Courtesy of Area
Area showed us the most forward take on the deconstruction trend with their heavily cut out blazers with collarless sweetheart necklines.
With the emergence of Victorian-inspired prints and silhouettes, it seems that Greta Gerwig’s Little Women was on the minds of designers this season. Ruffled collars, luxe brocade fabrics, and sweeping romantic dresses all punctuated the runways, lending a sense of soft romance to the collections.
Courtesy of Tory Burch
Tory Burch showed us stunning a Victorian-meets-equestrian collection.
Courtesy of Brock Collection
Brock Collection stunned with a collection of beautiful floral prints, covered-up dresses, and ruffle-trimmed jackets.
Victor Virgile/Getty Images
A mastery of gorgeous brocades and ruffles at Zimmermann.
The term groutfit might have a negative connotation, but designers this season sought to convince us of gray's redeemable qualities—i.e., timelessness, practicality, sophistication. Shades of slate, charcoal, and ash ruled the runways and informed us that wearing the so-called "boring" color is actually quite stylish when worn from head to toe.
Courtesy of Sally LaPointe
Sally LaPointe's sumptuous layered silk separates are an excellent alternative to cocktail attire.
Courtesy of Tom Ford
At Tom Ford, various textures from tweed to feathers collided to create a gray look that's far from dull. Also noteworthy: socks with sandals.
Victor VIRGILE/Gamma-Rapho via Getty Images
At Marc Jacobs, retro pieces like peacoats, top-handle bags, and sensible pumps ruled the runway in an array of candy-colored hues, but it was this understated gray ensemble that caught our attention the most.
The runways were styled with many buildable layers—collared shirts over turtlenecks, coats over trenches, outerwear over outerwear. The rule here is that there are never too many layers, and experimentation is key.
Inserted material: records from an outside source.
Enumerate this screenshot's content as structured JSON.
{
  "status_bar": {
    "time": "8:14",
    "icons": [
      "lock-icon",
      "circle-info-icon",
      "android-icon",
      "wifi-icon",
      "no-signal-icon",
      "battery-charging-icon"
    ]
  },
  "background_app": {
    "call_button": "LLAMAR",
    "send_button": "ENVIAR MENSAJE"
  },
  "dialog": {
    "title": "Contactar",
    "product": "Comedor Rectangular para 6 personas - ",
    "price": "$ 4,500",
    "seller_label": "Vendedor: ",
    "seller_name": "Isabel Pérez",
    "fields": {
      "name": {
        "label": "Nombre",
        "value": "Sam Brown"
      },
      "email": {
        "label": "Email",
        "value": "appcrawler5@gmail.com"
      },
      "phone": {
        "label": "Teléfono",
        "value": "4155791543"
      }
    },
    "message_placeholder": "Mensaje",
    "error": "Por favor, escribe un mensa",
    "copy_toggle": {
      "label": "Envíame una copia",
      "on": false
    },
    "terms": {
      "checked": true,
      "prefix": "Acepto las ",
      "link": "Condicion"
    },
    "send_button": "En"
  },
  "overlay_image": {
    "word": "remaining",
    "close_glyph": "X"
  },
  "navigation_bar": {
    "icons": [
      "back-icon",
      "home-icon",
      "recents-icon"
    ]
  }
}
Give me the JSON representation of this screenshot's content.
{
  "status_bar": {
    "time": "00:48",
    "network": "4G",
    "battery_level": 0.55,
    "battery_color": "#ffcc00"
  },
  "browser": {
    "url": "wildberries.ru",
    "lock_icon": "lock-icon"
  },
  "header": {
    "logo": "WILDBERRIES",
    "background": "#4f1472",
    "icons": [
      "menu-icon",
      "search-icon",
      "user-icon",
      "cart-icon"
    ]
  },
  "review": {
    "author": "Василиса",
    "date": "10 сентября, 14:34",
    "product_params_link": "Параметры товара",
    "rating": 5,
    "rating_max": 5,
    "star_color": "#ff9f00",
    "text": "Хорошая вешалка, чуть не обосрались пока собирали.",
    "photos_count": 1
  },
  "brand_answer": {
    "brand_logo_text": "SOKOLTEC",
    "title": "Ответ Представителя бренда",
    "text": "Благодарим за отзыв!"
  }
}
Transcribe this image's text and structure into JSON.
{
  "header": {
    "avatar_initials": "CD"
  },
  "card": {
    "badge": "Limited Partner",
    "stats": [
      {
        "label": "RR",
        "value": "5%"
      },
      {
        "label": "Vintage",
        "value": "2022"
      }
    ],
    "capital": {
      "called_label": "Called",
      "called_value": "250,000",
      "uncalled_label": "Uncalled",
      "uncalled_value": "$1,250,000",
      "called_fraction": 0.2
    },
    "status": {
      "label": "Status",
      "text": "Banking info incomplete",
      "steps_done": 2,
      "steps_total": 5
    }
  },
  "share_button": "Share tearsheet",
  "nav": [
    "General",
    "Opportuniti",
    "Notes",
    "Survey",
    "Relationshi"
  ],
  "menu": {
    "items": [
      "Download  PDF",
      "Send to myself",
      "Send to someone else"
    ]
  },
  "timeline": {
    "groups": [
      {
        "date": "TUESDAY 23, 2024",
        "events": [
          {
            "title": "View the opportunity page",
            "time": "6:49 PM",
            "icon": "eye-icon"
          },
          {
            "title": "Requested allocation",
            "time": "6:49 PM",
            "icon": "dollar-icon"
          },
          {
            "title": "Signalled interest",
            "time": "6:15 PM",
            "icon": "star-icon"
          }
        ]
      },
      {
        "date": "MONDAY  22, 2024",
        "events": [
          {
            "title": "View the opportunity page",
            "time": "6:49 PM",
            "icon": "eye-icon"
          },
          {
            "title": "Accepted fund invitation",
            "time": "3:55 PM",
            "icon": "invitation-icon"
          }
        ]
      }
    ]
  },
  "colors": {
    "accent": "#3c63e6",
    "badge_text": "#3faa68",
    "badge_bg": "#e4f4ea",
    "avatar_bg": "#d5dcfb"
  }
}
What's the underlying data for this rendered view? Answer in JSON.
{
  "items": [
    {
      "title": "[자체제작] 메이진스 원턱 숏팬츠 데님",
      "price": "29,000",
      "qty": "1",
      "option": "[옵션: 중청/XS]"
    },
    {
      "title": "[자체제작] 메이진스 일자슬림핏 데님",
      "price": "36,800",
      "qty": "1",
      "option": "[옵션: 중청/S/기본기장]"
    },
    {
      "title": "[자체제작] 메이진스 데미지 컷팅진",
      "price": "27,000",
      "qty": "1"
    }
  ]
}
Courtesy of Coach
Creative Director Stuart Vevers put his own spin on the preppy school uniform with bold colors and leather.
Courtesy of Marina Moscone
We saw uptown elegance for cool, modern women at Marina Moscone.
Courtesy of The Row
The Row continues to iterate on tailoring with a commitment to a reserved palette of neutrals.
For fall, skin is in. If you need further proof, just look to the necklines that keep popping up with shoulder-baring silhouettes. From halter necks to gathered turtlenecks, designers are putting an emphasis on exposed arms.
Courtesy of Collina Strada
Collina Strada brought vibrant colors and prints to the runway.
Courtesy of Michael Kors
At Michael Kors, we saw a Western-inspired collection brimming with plaid prints, capes, and fringe-trimmed dresses.
Dan Lecca; Courtesy of Jason Wu
Jason Wu excels at eveningwear, and this season was no exception.